The second way startup founders like to hire is through some sort of “show proof” process. For example, back when I was building companies, I’d meet with people who wanted to work with me, I’d tell them something I needed help with, and I’d see what happened.
Specifically, I was looking for people who would pick up a project on their own and push it forward without me explicitly asking.
It was a test, of sorts, and very few people passed it. However, the ones who did would ultimately become incredible employees because they’d already demonstrated the kind of self-motivation necessary to succeed in a startup job.
That’s my advice for you. Rather than waiting for a startup to hire you before you “work” for them, find some way to provide value on your own.
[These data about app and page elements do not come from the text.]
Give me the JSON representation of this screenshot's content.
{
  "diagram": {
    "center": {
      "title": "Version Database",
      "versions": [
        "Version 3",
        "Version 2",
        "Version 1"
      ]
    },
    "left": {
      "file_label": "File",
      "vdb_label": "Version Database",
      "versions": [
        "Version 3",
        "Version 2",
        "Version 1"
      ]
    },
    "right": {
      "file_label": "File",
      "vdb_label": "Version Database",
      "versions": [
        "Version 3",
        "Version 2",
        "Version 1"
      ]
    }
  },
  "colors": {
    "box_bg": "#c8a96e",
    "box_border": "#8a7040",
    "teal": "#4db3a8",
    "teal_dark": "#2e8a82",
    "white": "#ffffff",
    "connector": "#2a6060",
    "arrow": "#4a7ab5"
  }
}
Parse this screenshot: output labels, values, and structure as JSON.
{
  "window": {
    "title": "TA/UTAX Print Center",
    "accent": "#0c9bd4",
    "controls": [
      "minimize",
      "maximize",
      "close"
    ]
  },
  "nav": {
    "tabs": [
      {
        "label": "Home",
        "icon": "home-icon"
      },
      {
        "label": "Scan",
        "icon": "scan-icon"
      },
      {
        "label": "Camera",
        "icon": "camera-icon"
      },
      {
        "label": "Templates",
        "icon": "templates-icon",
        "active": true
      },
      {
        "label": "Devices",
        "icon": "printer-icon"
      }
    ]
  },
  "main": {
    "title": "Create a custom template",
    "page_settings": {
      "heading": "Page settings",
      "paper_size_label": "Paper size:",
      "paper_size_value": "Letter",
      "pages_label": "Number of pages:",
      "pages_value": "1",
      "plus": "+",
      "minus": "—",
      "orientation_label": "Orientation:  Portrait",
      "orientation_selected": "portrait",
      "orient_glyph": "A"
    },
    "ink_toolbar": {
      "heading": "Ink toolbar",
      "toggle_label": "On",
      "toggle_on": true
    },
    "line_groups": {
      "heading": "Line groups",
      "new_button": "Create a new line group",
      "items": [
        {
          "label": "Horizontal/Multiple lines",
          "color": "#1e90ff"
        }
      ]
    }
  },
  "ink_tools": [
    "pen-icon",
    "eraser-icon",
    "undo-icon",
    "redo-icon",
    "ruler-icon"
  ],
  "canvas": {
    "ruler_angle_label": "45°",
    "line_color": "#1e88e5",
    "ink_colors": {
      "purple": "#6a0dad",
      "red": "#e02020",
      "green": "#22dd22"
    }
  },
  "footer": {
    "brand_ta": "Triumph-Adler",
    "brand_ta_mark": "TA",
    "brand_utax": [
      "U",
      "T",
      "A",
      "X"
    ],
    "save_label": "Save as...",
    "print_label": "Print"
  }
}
I’m not suggesting you build an entire piece of software for free or get them 100 customers. I just mean figure out a problem a startup you’re interested in working for is having and see if you can come up with a clever way to help solve it.
For example, I once had a conversation with someone where I mentioned we were struggling getting leads within a certain vertical. A few days later, the guy emailed me – without my prompting – with a list of possible strategies for getting those leads as well results from a couple tests he’d already run.
Admittedly, the tests he ran didn’t work particularly well, but that didn’t matter. What mattered was the initiative he showed to identify a problem I had based on our conversation and that he took action on his own. That was someone I wanted to hire, and, it turned out, he was a great employee.
Anyone looking for a startup job should consider doing the same thing. Learn about a company, figure out what it needs, and find something to do to help. At the very least, doing so will get you into a conversation about a potential job, which is likely a lot better than what you’ll get with a resume.
Got startup questions of your own? Reply to this email with whatever you want to know, and I’ll do my best to answer!